== Segment start ==
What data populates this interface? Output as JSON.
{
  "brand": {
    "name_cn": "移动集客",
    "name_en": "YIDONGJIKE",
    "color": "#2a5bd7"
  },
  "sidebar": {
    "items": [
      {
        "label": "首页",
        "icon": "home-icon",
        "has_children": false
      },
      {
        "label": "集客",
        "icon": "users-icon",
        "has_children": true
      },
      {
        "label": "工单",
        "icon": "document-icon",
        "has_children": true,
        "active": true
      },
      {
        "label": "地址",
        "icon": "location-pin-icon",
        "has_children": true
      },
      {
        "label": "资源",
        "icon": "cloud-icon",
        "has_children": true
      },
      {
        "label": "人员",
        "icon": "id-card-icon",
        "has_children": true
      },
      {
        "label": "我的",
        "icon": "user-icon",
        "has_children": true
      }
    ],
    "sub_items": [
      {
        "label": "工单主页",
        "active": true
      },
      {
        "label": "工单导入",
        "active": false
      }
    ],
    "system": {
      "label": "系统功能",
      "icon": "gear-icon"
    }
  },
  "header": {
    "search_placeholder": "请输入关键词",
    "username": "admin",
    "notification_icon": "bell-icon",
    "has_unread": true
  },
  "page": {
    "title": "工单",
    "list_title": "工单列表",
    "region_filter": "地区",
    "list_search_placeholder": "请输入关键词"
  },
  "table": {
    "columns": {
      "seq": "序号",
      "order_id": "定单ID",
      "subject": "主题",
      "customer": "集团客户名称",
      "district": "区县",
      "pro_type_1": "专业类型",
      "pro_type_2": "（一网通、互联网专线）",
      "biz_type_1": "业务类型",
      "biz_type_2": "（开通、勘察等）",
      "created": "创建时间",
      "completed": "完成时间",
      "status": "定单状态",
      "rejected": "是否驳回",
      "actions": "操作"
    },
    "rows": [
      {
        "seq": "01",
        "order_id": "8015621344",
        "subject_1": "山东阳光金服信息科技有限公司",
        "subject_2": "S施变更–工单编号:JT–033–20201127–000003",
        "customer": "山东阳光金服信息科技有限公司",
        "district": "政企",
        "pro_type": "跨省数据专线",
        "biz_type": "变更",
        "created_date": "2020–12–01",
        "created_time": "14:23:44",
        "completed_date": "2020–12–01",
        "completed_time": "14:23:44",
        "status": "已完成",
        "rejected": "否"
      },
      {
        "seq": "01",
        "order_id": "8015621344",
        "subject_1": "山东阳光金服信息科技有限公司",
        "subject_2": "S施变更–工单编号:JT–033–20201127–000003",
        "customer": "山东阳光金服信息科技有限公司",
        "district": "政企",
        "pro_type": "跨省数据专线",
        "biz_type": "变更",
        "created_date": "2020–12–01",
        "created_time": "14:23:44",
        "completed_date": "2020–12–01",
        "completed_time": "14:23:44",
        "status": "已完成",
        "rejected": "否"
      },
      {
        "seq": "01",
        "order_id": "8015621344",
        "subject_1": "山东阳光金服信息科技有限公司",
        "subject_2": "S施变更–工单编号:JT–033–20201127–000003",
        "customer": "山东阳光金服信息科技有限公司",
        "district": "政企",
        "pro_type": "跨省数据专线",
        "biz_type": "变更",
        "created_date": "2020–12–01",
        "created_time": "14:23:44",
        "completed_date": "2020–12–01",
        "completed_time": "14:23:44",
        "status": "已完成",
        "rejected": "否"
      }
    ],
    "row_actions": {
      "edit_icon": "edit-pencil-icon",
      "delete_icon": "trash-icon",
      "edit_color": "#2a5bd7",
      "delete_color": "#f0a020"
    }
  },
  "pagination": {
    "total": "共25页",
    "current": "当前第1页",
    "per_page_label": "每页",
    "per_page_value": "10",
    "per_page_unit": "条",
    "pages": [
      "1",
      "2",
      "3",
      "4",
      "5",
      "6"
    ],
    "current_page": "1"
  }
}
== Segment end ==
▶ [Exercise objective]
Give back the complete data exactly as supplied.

▶ [Exercise answer]
What data populates this interface? Output as JSON.
{
  "brand": {
    "name_cn": "移动集客",
    "name_en": "YIDONGJIKE",
    "color": "#2a5bd7"
  },
  "sidebar": {
    "items": [
      {
        "label": "首页",
        "icon": "home-icon",
        "has_children": false
      },
      {
        "label": "集客",
        "icon": "users-icon",
        "has_children": true
      },
      {
        "label": "工单",
        "icon": "document-icon",
        "has_children": true,
        "active": true
      },
      {
        "label": "地址",
        "icon": "location-pin-icon",
        "has_children": true
      },
      {
        "label": "资源",
        "icon": "cloud-icon",
        "has_children": true
      },
      {
        "label": "人员",
        "icon": "id-card-icon",
        "has_children": true
      },
      {
        "label": "我的",
        "icon": "user-icon",
        "has_children": true
      }
    ],
    "sub_items": [
      {
        "label": "工单主页",
        "active": true
      },
      {
        "label": "工单导入",
        "active": false
      }
    ],
    "system": {
      "label": "系统功能",
      "icon": "gear-icon"
    }
  },
  "header": {
    "search_placeholder": "请输入关键词",
    "username": "admin",
    "notification_icon": "bell-icon",
    "has_unread": true
  },
  "page": {
    "title": "工单",
    "list_title": "工单列表",
    "region_filter": "地区",
    "list_search_placeholder": "请输入关键词"
  },
  "table": {
    "columns": {
      "seq": "序号",
      "order_id": "定单ID",
      "subject": "主题",
      "customer": "集团客户名称",
      "district": "区县",
      "pro_type_1": "专业类型",
      "pro_type_2": "（一网通、互联网专线）",
      "biz_type_1": "业务类型",
      "biz_type_2": "（开通、勘察等）",
      "created": "创建时间",
      "completed": "完成时间",
      "status": "定单状态",
      "rejected": "是否驳回",
      "actions": "操作"
    },
    "rows": [
      {
        "seq": "01",
        "order_id": "8015621344",
        "subject_1": "山东阳光金服信息科技有限公司",
        "subject_2": "S施变更–工单编号:JT–033–20201127–000003",
        "customer": "山东阳光金服信息科技有限公司",
        "district": "政企",
        "pro_type": "跨省数据专线",
        "biz_type": "变更",
        "created_date": "2020–12–01",
        "created_time": "14:23:44",
        "completed_date": "2020–12–01",
        "completed_time": "14:23:44",
        "status": "已完成",
        "rejected": "否"
      },
      {
        "seq": "01",
        "order_id": "8015621344",
        "subject_1": "山东阳光金服信息科技有限公司",
        "subject_2": "S施变更–工单编号:JT–033–20201127–000003",
        "customer": "山东阳光金服信息科技有限公司",
        "district": "政企",
        "pro_type": "跨省数据专线",
        "biz_type": "变更",
        "created_date": "2020–12–01",
        "created_time": "14:23:44",
        "completed_date": "2020–12–01",
        "completed_time": "14:23:44",
        "status": "已完成",
        "rejected": "否"
      },
      {
        "seq": "01",
        "order_id": "8015621344",
        "subject_1": "山东阳光金服信息科技有限公司",
        "subject_2": "S施变更–工单编号:JT–033–20201127–000003",
        "customer": "山东阳光金服信息科技有限公司",
        "district": "政企",
        "pro_type": "跨省数据专线",
        "biz_type": "变更",
        "created_date": "2020–12–01",
        "created_time": "14:23:44",
        "completed_date": "2020–12–01",
        "completed_time": "14:23:44",
        "status": "已完成",
        "rejected": "否"
      }
    ],
    "row_actions": {
      "edit_icon": "edit-pencil-icon",
      "delete_icon": "trash-icon",
      "edit_color": "#2a5bd7",
      "delete_color": "#f0a020"
    }
  },
  "pagination": {
    "total": "共25页",
    "current": "当前第1页",
    "per_page_label": "每页",
    "per_page_value": "10",
    "per_page_unit": "条",
    "pages": [
      "1",
      "2",
      "3",
      "4",
      "5",
      "6"
    ],
    "current_page": "1"
  }
}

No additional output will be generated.